Collection entries
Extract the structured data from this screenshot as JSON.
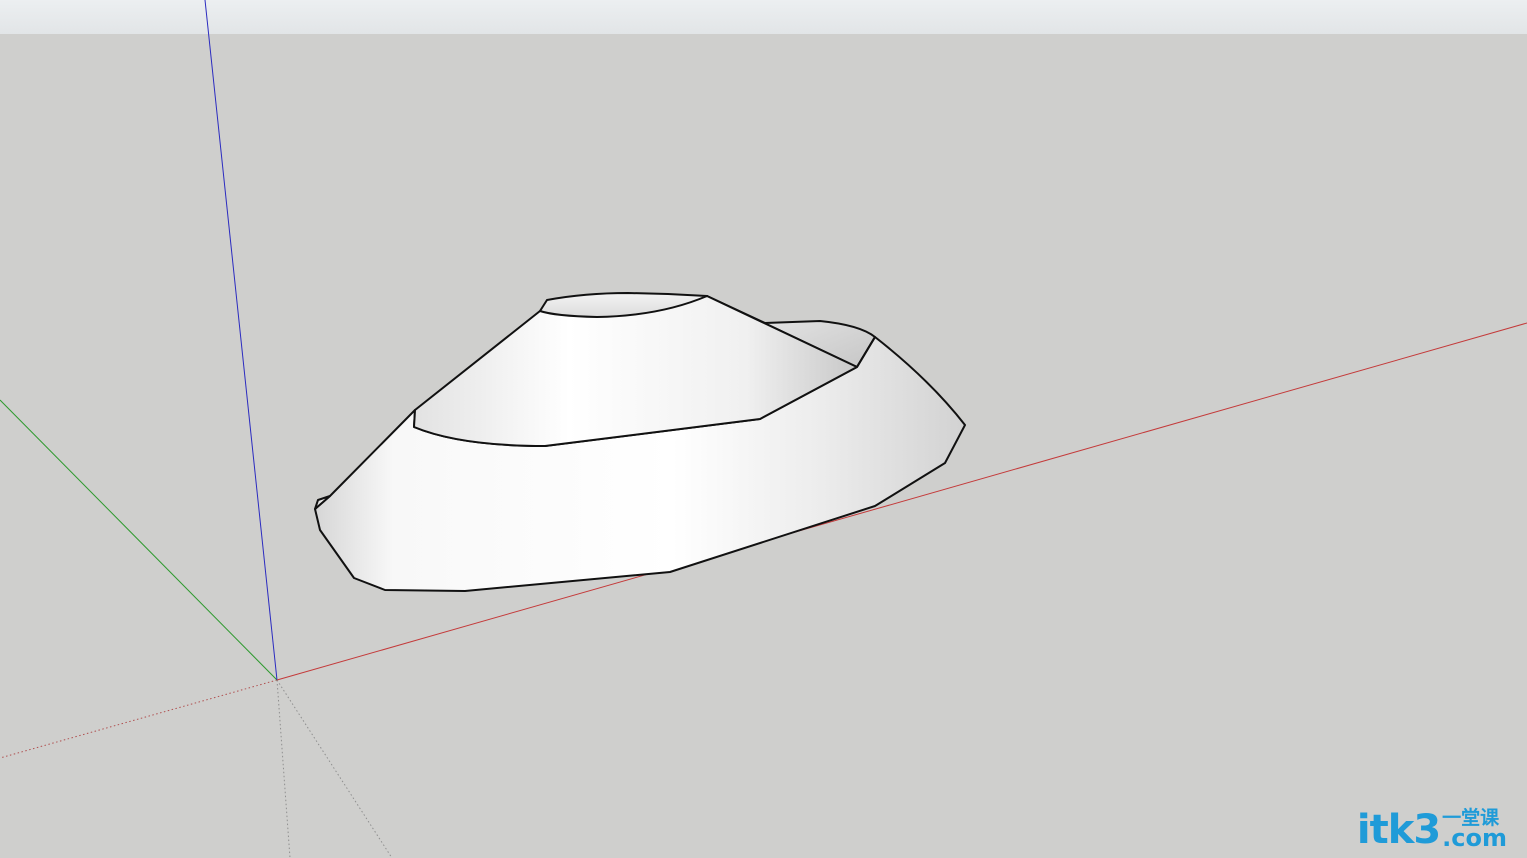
{
  "scene": {
    "background_color": "#cfcfcd",
    "sky_color": "#e6e9eb",
    "axes": {
      "red_axis": {
        "name": "red-axis",
        "color": "#c43a3a"
      },
      "green_axis": {
        "name": "green-axis",
        "color": "#2e9a2e"
      },
      "blue_axis": {
        "name": "blue-axis",
        "color": "#2b2bc0"
      },
      "hidden_axis_color": "#8f8f8f"
    },
    "model": {
      "name": "stepped-cone-solid",
      "face_color": "#ffffff",
      "edge_color": "#111111"
    }
  },
  "watermark": {
    "main": "itk3",
    "chinese": "一堂课",
    "domain": ".com",
    "color": "#1f9bd8"
  }
}
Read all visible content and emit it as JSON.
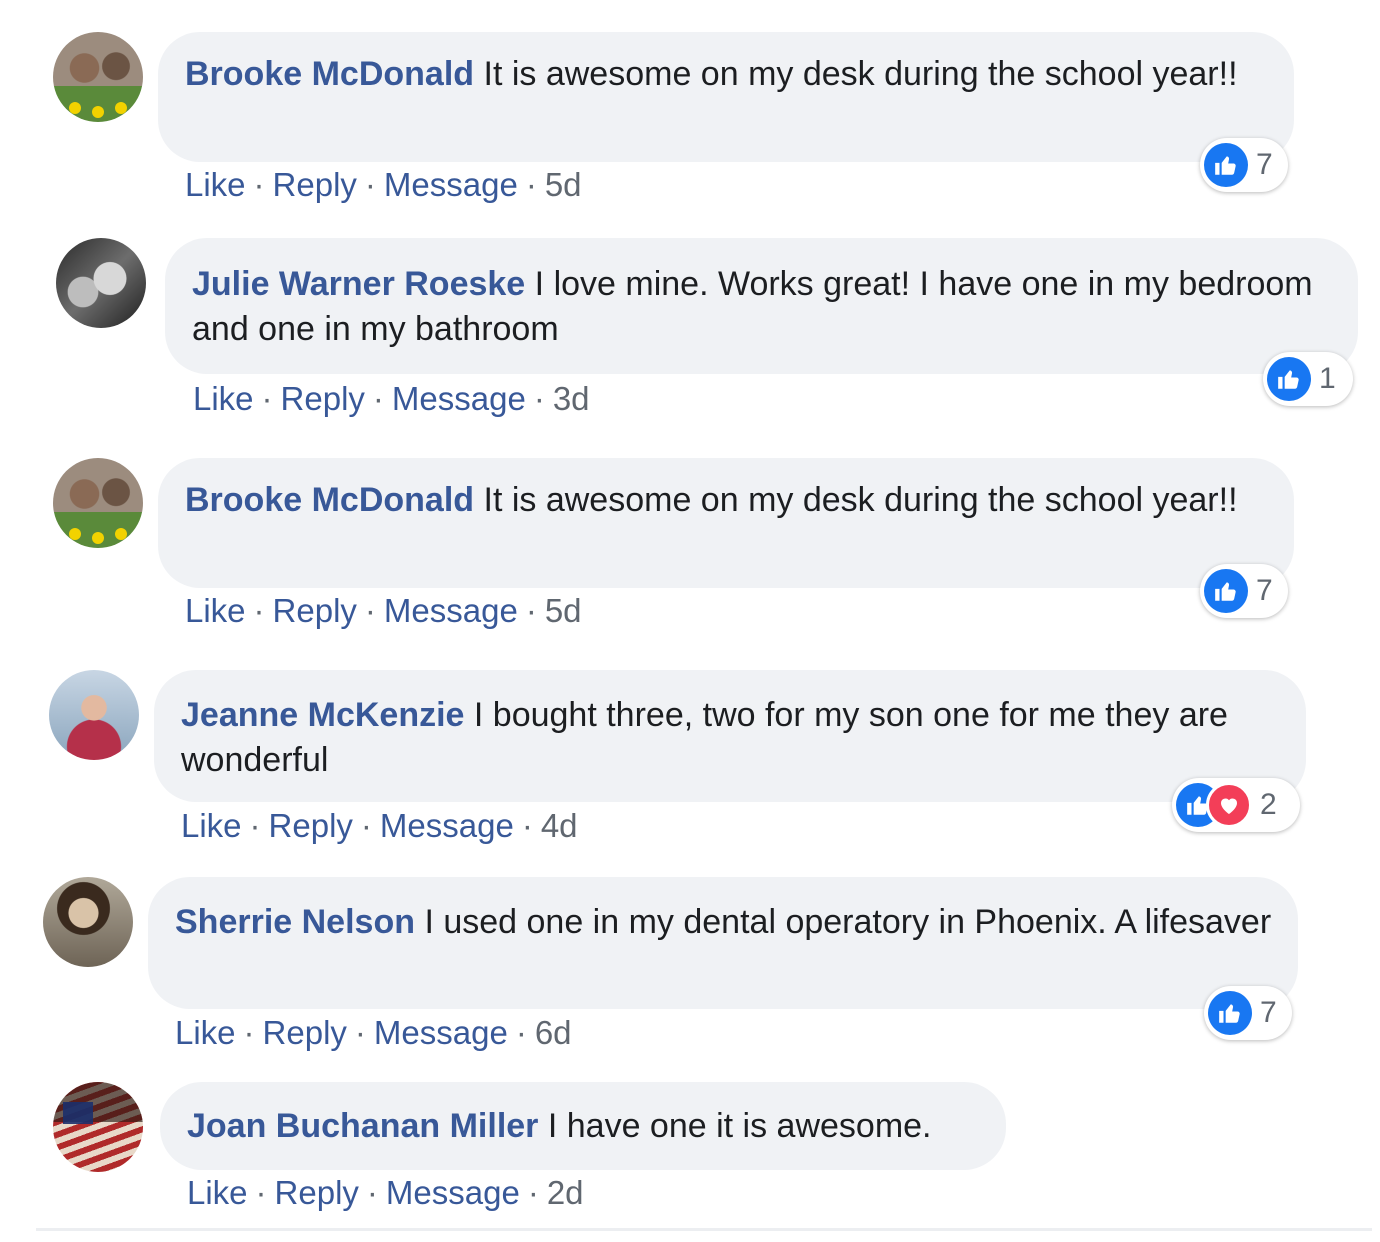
{
  "comments": [
    {
      "author": "Brooke McDonald",
      "text": "It is awesome on my desk during the school year!!",
      "actions": {
        "like": "Like",
        "reply": "Reply",
        "message": "Message",
        "time": "5d"
      },
      "reactions": {
        "types": [
          "like"
        ],
        "count": "7"
      }
    },
    {
      "author": "Julie Warner Roeske",
      "text": "I love mine. Works great! I have one in my bedroom and one in my bathroom",
      "actions": {
        "like": "Like",
        "reply": "Reply",
        "message": "Message",
        "time": "3d"
      },
      "reactions": {
        "types": [
          "like"
        ],
        "count": "1"
      }
    },
    {
      "author": "Brooke McDonald",
      "text": "It is awesome on my desk during the school year!!",
      "actions": {
        "like": "Like",
        "reply": "Reply",
        "message": "Message",
        "time": "5d"
      },
      "reactions": {
        "types": [
          "like"
        ],
        "count": "7"
      }
    },
    {
      "author": "Jeanne McKenzie",
      "text": "I bought three, two for my son one for me they are wonderful",
      "actions": {
        "like": "Like",
        "reply": "Reply",
        "message": "Message",
        "time": "4d"
      },
      "reactions": {
        "types": [
          "like",
          "love"
        ],
        "count": "2"
      }
    },
    {
      "author": "Sherrie Nelson",
      "text": "I used one in my dental operatory in Phoenix. A lifesaver",
      "actions": {
        "like": "Like",
        "reply": "Reply",
        "message": "Message",
        "time": "6d"
      },
      "reactions": {
        "types": [
          "like"
        ],
        "count": "7"
      }
    },
    {
      "author": "Joan Buchanan Miller",
      "text": "I have one it is awesome.",
      "actions": {
        "like": "Like",
        "reply": "Reply",
        "message": "Message",
        "time": "2d"
      },
      "reactions": null
    }
  ],
  "colors": {
    "link": "#385898",
    "bubble": "#f0f2f5",
    "meta": "#606770",
    "like": "#1877f2",
    "love": "#f33e58"
  },
  "icons": {
    "like": "thumbs-up-icon",
    "love": "heart-icon"
  }
}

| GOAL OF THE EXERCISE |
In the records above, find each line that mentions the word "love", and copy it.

| EXERCISE RESULT |
      "text": "I love mine. Works great! I have one in my bedroom and one in my bathroom",
          "love"
    "love": "#f33e58"
    "love": "heart-icon"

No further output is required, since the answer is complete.